[Collected data entries]
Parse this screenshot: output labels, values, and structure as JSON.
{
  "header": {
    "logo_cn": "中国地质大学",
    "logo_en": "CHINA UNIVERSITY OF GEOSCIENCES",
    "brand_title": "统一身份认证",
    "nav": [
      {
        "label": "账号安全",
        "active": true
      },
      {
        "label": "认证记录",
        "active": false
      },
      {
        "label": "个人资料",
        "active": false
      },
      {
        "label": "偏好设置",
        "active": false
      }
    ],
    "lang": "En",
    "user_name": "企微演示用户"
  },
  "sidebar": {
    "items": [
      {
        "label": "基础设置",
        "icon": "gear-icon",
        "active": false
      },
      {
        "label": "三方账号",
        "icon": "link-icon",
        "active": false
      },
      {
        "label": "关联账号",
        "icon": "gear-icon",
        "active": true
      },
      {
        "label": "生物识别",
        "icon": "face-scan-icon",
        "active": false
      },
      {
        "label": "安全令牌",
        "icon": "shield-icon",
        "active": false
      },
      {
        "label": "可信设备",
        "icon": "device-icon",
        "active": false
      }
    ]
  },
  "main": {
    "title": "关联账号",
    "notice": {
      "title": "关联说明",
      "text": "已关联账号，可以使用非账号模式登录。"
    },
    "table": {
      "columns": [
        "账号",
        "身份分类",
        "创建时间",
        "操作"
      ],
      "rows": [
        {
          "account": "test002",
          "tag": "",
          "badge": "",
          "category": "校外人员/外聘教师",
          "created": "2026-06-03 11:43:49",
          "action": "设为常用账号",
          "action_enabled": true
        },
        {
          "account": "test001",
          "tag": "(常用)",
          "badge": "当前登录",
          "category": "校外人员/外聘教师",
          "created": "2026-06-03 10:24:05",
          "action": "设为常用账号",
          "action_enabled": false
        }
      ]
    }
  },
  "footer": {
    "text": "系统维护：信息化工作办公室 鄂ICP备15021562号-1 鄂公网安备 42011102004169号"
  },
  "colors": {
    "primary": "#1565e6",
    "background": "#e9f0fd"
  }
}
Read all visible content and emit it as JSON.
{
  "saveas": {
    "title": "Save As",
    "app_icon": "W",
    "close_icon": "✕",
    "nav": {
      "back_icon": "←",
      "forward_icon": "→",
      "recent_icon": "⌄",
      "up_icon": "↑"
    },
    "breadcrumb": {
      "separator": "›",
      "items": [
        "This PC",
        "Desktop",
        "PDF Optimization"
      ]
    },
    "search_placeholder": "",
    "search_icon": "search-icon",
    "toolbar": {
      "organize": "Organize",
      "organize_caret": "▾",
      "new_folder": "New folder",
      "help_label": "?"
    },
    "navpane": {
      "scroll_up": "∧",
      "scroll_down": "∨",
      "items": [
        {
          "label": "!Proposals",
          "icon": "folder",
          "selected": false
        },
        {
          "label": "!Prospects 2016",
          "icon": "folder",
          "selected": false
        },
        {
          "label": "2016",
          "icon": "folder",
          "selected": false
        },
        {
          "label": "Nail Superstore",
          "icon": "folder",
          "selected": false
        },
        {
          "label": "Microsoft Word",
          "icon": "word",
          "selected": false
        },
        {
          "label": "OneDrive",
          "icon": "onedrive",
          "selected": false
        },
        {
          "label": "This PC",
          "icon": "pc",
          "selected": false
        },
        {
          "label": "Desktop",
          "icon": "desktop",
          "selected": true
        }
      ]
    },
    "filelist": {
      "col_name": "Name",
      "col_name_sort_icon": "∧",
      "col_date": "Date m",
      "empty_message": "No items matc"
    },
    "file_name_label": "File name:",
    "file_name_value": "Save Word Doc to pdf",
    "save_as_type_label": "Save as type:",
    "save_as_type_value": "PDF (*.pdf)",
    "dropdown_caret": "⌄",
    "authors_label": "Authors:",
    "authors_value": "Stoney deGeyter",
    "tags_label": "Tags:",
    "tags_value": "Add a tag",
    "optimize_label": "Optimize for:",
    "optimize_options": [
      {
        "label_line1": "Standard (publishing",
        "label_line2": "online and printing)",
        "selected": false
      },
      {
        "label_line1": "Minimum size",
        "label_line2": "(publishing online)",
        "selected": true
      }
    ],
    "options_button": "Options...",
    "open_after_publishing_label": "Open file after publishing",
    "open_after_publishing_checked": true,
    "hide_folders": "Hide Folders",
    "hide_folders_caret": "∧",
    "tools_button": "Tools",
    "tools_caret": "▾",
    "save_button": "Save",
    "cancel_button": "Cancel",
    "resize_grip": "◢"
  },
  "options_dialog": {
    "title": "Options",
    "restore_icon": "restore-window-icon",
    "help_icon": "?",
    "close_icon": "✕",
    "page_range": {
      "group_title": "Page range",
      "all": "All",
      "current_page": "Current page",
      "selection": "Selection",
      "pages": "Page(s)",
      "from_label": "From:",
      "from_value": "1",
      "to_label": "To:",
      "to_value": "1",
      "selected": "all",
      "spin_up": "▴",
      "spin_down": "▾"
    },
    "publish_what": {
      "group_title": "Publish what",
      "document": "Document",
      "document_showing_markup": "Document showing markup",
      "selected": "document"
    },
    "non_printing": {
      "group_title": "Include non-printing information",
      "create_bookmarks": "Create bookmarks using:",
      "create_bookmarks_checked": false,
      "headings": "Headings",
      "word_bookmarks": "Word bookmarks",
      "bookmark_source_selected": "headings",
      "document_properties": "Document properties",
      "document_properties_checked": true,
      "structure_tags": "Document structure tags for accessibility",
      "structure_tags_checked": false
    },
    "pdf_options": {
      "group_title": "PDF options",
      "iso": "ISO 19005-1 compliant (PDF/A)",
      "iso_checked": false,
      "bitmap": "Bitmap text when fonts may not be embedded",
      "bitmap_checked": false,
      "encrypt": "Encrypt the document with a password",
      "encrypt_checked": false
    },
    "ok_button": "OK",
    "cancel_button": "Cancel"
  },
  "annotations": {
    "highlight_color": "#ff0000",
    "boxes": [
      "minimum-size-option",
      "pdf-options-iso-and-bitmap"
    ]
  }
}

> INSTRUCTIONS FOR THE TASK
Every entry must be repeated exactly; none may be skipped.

> RESPONSE BELOW
Parse this screenshot: output labels, values, and structure as JSON.
{
  "header": {
    "logo_cn": "中国地质大学",
    "logo_en": "CHINA UNIVERSITY OF GEOSCIENCES",
    "brand_title": "统一身份认证",
    "nav": [
      {
        "label": "账号安全",
        "active": true
      },
      {
        "label": "认证记录",
        "active": false
      },
      {
        "label": "个人资料",
        "active": false
      },
      {
        "label": "偏好设置",
        "active": false
      }
    ],
    "lang": "En",
    "user_name": "企微演示用户"
  },
  "sidebar": {
    "items": [
      {
        "label": "基础设置",
        "icon": "gear-icon",
        "active": false
      },
      {
        "label": "三方账号",
        "icon": "link-icon",
        "active": false
      },
      {
        "label": "关联账号",
        "icon": "gear-icon",
        "active": true
      },
      {
        "label": "生物识别",
        "icon": "face-scan-icon",
        "active": false
      },
      {
        "label": "安全令牌",
        "icon": "shield-icon",
        "active": false
      },
      {
        "label": "可信设备",
        "icon": "device-icon",
        "active": false
      }
    ]
  },
  "main": {
    "title": "关联账号",
    "notice": {
      "title": "关联说明",
      "text": "已关联账号，可以使用非账号模式登录。"
    },
    "table": {
      "columns": [
        "账号",
        "身份分类",
        "创建时间",
        "操作"
      ],
      "rows": [
        {
          "account": "test002",
          "tag": "",
          "badge": "",
          "category": "校外人员/外聘教师",
          "created": "2026-06-03 11:43:49",
          "action": "设为常用账号",
          "action_enabled": true
        },
        {
          "account": "test001",
          "tag": "(常用)",
          "badge": "当前登录",
          "category": "校外人员/外聘教师",
          "created": "2026-06-03 10:24:05",
          "action": "设为常用账号",
          "action_enabled": false
        }
      ]
    }
  },
  "footer": {
    "text": "系统维护：信息化工作办公室 鄂ICP备15021562号-1 鄂公网安备 42011102004169号"
  },
  "colors": {
    "primary": "#1565e6",
    "background": "#e9f0fd"
  }
}
Read all visible content and emit it as JSON.
{
  "saveas": {
    "title": "Save As",
    "app_icon": "W",
    "close_icon": "✕",
    "nav": {
      "back_icon": "←",
      "forward_icon": "→",
      "recent_icon": "⌄",
      "up_icon": "↑"
    },
    "breadcrumb": {
      "separator": "›",
      "items": [
        "This PC",
        "Desktop",
        "PDF Optimization"
      ]
    },
    "search_placeholder": "",
    "search_icon": "search-icon",
    "toolbar": {
      "organize": "Organize",
      "organize_caret": "▾",
      "new_folder": "New folder",
      "help_label": "?"
    },
    "navpane": {
      "scroll_up": "∧",
      "scroll_down": "∨",
      "items": [
        {
          "label": "!Proposals",
          "icon": "folder",
          "selected": false
        },
        {
          "label": "!Prospects 2016",
          "icon": "folder",
          "selected": false
        },
        {
          "label": "2016",
          "icon": "folder",
          "selected": false
        },
        {
          "label": "Nail Superstore",
          "icon": "folder",
          "selected": false
        },
        {
          "label": "Microsoft Word",
          "icon": "word",
          "selected": false
        },
        {
          "label": "OneDrive",
          "icon": "onedrive",
          "selected": false
        },
        {
          "label": "This PC",
          "icon": "pc",
          "selected": false
        },
        {
          "label": "Desktop",
          "icon": "desktop",
          "selected": true
        }
      ]
    },
    "filelist": {
      "col_name": "Name",
      "col_name_sort_icon": "∧",
      "col_date": "Date m",
      "empty_message": "No items matc"
    },
    "file_name_label": "File name:",
    "file_name_value": "Save Word Doc to pdf",
    "save_as_type_label": "Save as type:",
    "save_as_type_value": "PDF (*.pdf)",
    "dropdown_caret": "⌄",
    "authors_label": "Authors:",
    "authors_value": "Stoney deGeyter",
    "tags_label": "Tags:",
    "tags_value": "Add a tag",
    "optimize_label": "Optimize for:",
    "optimize_options": [
      {
        "label_line1": "Standard (publishing",
        "label_line2": "online and printing)",
        "selected": false
      },
      {
        "label_line1": "Minimum size",
        "label_line2": "(publishing online)",
        "selected": true
      }
    ],
    "options_button": "Options...",
    "open_after_publishing_label": "Open file after publishing",
    "open_after_publishing_checked": true,
    "hide_folders": "Hide Folders",
    "hide_folders_caret": "∧",
    "tools_button": "Tools",
    "tools_caret": "▾",
    "save_button": "Save",
    "cancel_button": "Cancel",
    "resize_grip": "◢"
  },
  "options_dialog": {
    "title": "Options",
    "restore_icon": "restore-window-icon",
    "help_icon": "?",
    "close_icon": "✕",
    "page_range": {
      "group_title": "Page range",
      "all": "All",
      "current_page": "Current page",
      "selection": "Selection",
      "pages": "Page(s)",
      "from_label": "From:",
      "from_value": "1",
      "to_label": "To:",
      "to_value": "1",
      "selected": "all",
      "spin_up": "▴",
      "spin_down": "▾"
    },
    "publish_what": {
      "group_title": "Publish what",
      "document": "Document",
      "document_showing_markup": "Document showing markup",
      "selected": "document"
    },
    "non_printing": {
      "group_title": "Include non-printing information",
      "create_bookmarks": "Create bookmarks using:",
      "create_bookmarks_checked": false,
      "headings": "Headings",
      "word_bookmarks": "Word bookmarks",
      "bookmark_source_selected": "headings",
      "document_properties": "Document properties",
      "document_properties_checked": true,
      "structure_tags": "Document structure tags for accessibility",
      "structure_tags_checked": false
    },
    "pdf_options": {
      "group_title": "PDF options",
      "iso": "ISO 19005-1 compliant (PDF/A)",
      "iso_checked": false,
      "bitmap": "Bitmap text when fonts may not be embedded",
      "bitmap_checked": false,
      "encrypt": "Encrypt the document with a password",
      "encrypt_checked": false
    },
    "ok_button": "OK",
    "cancel_button": "Cancel"
  },
  "annotations": {
    "highlight_color": "#ff0000",
    "boxes": [
      "minimum-size-option",
      "pdf-options-iso-and-bitmap"
    ]
  }
}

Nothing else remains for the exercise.